The overall delinquency rate was 3.8% nationwide in September, down from 4.4% a year earlier and the lowest for the month of September in more than 20 years, according to the latest CoreLogic Loan Performance Insights Report. Five states, CoreLogic notes, reported even larger decreases in their delinquency rates.
Year-over-year, the states that logged the largest decreases included: Mississippi (-1.1 percentage points), North Carolina (-1.1 percentage points), Louisiana (-1.0 percentage points), New Jersey (-1.0 percentage points) and South Carolina (-1.0 percentage points). CoreLogic notes that the decreased activity in the Carolinas may be due in part to a recovery from the elevated levels in 2018 in the wake of Hurricane Florence.
While overall delinquency fell, serious delinquency rates have begun to flatten out at low levels. The serious delinquency rate, defined as 90 days or more past due, including loans in foreclosure, was 1.3% in September 2019, down from 1.5% in September 2018. Likewise, the share of mortgages that were 30 to 59 days past due—considered early-stage delinquencies—was 1.9% in September 2019, down from 2.2% in September 2018. The share of mortgages 60 to 89 days past due was 0.6% in September 2019, down from 0.7% in September 2018.
Some of the highest delinquency rates were in metro areas including New York and Miami, though Miami still experienced annual declines. The New York metro had the highest rate at 5.1%, while Miami, with the second-highest rate at 5%, saw a sharp decrease in the overall delinquency rate, falling from 6.1% in September 2018.
In a previous report, Molly Boesel, Principal, Economist, Office of the Chief Economist at CoreLogic stated that four of the five states with delinquency rate increases also had increases in unemployment rates.

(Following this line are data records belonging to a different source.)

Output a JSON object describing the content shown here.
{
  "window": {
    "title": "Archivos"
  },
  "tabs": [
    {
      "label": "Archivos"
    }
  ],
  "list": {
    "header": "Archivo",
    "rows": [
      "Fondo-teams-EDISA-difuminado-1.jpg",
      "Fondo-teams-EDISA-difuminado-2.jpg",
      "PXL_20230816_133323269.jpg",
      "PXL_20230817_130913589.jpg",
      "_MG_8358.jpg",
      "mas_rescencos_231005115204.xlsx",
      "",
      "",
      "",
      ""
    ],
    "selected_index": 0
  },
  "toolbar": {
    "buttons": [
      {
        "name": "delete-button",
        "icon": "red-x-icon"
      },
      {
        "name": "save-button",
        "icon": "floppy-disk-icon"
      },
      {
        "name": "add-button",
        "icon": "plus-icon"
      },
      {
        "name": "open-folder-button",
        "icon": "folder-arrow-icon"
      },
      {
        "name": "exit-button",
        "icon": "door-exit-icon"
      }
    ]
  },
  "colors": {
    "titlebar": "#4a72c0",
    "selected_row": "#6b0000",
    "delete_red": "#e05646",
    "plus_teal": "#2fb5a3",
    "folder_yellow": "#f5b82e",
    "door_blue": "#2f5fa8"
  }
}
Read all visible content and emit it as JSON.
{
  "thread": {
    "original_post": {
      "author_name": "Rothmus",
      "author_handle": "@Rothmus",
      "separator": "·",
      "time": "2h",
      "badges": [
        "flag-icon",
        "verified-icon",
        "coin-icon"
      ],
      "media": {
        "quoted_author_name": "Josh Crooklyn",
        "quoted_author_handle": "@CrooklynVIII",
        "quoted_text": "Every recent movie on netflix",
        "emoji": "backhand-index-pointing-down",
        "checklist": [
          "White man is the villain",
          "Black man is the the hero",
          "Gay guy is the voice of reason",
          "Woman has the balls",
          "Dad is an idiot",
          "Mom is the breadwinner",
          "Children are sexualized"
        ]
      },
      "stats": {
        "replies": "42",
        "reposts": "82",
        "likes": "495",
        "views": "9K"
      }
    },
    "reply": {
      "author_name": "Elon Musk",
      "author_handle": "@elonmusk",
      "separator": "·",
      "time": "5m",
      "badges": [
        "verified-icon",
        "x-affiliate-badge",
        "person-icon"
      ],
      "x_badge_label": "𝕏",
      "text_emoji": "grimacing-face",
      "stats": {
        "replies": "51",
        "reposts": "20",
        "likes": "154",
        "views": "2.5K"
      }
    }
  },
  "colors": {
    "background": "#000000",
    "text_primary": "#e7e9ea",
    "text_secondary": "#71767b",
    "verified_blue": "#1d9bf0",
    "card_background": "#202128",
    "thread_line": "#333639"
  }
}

“Job loss can trigger a loan delinquency, especially for families with limited savings,” said Dr. Frank Nothaft Chief Economist for CoreLogic. “The rise in overall delinquency in Iowa, Minnesota, Nebraska and Wisconsin coincided with a rise in state unemployment rates between August 2018 and August 2019.”